The promise to retrain displaced miners was one of the few things both sides agreed upon. Less clear is precisely what that might look like. “If coal is no longer viable, how do we retrain those workers?” says Soliday. “How do we repurpose the land to pay teachers and police officers? That’s what all this is about.”
For the workers, the focus is on skills that might be transferable to other industries, perhaps at other energy companies. Businesses such as Emergent Solar Energy and Horizon Wind Energy, which provide wind, solar, and hydroelectric power, are among the fastest-growing in any sector in Indiana. Advanced Energy Economy, a trade group comprised of those types of companies, reports that nearly a quarter of their employers struggle to find a qualified workforce. Many coal workers have a solid grasp of direct current, complex machinery, and engineering. They understand construction. Less tangibly, they are no strangers to hard work. “Skill transferability is more anecdotal than specific,” says Caryl Auslander, spokesperson for Indiana AEE. “But those who have lost their jobs in coal mines are hard workers, and we’re always looking for that.”
People can be uprooted and transplanted to where the job opportunities are—but the local tax revenue is harder to replace. In other parts of the country, the government has tried to step in. In 2015, President Obama’s administration implemented the POWER Plan, a program that directs federal funds into Appalachian communities to rebuild a region wrecked by the departure of coal. Those efforts were aimed at diversifying local economies, ensuring access to capital for small businesses, and strengthening basic infrastructure like sewers and telecommunications networks.
But the land occupied by former power plants and mines is often difficult to repurpose because of ravaged terrain and toxic waste. In West Virginia, the sprawling sites of coal mines have been replaced with fields of solar panels, which some see as an option for Indiana. The plots could also provide room for wind turbines. Some organizations are getting a little more creative. The Land Betterment Corporation, a company geared to repurpose former coal facilities, recently announced that the former Landree Mine in Greene County that closed in 2014 will now be home to a craft-spirits distillery.
In Sullivan County, where they’re staring down the 2023 closure of the Merom Generating Station, they need to find a solution quickly. Abrams says Hoosier Energy has already discussed transferring some of the Sullivan County plant workers into other sectors of the business, including transmission and meter relay jobs, but most of those are more than an hour east in Bloomington. Chicago-based Invenergy Solar Development North America just broke ground on an 1,800-acre solar farm near Fairbanks Township, which will help with some initial construction jobs and replace some of the county’s tax revenue. But Abrams is skeptical that will provide as much long-term employment or reliable energy as the Merom plant his father helped build.

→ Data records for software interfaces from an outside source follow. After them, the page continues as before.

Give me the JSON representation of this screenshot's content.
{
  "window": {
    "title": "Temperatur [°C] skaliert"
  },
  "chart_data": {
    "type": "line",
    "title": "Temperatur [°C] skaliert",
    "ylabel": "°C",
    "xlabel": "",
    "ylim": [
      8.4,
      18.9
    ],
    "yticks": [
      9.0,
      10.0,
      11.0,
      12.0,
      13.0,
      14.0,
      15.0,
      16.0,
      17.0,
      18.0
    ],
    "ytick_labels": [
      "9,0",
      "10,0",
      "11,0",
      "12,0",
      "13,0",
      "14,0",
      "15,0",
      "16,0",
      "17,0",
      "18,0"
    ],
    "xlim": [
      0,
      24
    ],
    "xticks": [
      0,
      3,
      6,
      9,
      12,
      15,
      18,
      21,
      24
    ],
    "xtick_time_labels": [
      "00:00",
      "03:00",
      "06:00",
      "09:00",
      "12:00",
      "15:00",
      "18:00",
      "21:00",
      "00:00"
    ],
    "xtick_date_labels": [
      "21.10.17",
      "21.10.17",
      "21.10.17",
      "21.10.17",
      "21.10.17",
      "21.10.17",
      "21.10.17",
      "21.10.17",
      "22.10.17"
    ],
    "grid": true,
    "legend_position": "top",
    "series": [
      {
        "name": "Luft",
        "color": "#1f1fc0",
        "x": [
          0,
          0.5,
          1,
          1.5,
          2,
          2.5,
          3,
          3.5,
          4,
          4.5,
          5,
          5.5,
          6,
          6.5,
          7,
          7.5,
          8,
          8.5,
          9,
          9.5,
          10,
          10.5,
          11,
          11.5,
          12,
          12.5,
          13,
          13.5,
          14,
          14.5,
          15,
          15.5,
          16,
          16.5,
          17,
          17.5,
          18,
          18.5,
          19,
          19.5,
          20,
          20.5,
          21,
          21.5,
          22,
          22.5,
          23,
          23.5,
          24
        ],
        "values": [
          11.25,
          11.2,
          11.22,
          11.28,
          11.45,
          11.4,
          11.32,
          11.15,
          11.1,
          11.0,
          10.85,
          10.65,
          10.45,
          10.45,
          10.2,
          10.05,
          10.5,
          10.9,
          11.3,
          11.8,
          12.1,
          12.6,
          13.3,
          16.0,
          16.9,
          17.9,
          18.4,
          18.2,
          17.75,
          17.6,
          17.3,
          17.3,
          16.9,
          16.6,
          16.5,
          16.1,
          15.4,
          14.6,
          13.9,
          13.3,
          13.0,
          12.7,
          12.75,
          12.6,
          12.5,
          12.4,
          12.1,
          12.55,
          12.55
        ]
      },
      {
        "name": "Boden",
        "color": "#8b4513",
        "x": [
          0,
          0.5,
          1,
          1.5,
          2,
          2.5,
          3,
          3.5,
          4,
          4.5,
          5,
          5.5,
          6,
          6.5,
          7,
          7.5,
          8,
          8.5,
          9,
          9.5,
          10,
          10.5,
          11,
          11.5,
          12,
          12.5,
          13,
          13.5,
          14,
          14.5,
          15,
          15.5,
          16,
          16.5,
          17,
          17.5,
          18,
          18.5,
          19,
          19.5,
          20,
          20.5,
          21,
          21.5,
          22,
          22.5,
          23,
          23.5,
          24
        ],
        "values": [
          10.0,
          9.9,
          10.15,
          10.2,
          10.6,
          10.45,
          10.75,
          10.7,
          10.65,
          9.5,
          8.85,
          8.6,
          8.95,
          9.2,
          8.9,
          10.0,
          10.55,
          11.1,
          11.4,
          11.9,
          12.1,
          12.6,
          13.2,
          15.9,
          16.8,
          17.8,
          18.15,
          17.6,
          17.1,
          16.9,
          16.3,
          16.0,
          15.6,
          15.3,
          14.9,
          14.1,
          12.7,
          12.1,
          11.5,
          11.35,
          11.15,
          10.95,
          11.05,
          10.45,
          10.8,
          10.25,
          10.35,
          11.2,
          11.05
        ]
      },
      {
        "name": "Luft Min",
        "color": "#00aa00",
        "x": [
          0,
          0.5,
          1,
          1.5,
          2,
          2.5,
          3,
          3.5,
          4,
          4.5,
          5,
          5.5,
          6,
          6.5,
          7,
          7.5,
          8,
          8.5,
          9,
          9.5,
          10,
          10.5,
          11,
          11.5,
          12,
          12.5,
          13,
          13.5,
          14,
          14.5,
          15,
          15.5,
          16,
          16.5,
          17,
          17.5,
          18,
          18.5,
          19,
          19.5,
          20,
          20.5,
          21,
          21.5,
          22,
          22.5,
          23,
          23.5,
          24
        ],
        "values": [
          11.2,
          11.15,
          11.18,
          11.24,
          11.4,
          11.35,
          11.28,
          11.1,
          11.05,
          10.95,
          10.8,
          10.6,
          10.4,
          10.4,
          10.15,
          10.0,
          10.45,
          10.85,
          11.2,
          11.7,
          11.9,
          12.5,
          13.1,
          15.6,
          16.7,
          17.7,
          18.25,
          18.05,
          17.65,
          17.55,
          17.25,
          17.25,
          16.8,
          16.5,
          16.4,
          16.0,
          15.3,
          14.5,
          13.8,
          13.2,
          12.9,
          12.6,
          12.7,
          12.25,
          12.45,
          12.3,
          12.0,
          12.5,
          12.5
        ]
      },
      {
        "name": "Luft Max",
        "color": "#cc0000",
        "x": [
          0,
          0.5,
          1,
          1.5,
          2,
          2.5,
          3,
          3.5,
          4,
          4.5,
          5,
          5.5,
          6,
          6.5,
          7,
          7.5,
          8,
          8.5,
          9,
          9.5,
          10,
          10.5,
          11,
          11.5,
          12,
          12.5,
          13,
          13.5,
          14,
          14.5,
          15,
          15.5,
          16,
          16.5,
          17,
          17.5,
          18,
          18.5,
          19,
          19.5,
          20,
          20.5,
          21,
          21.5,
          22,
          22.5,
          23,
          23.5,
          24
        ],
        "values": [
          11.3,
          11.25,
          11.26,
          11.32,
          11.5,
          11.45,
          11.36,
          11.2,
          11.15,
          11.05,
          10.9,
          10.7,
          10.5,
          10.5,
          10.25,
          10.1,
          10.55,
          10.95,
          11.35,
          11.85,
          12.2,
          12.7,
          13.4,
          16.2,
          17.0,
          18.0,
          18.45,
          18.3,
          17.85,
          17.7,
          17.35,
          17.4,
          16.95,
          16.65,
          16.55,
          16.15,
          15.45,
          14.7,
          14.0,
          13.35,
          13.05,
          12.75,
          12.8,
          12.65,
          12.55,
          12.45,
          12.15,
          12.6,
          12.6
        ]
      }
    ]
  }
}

“It’s ready to run—1,000 megawatts just ready to fire up,” Abrams says of the doomed generating station. “Those are valuable jobs and a valuable product for this country. To do away with that … it’s unbelievable.”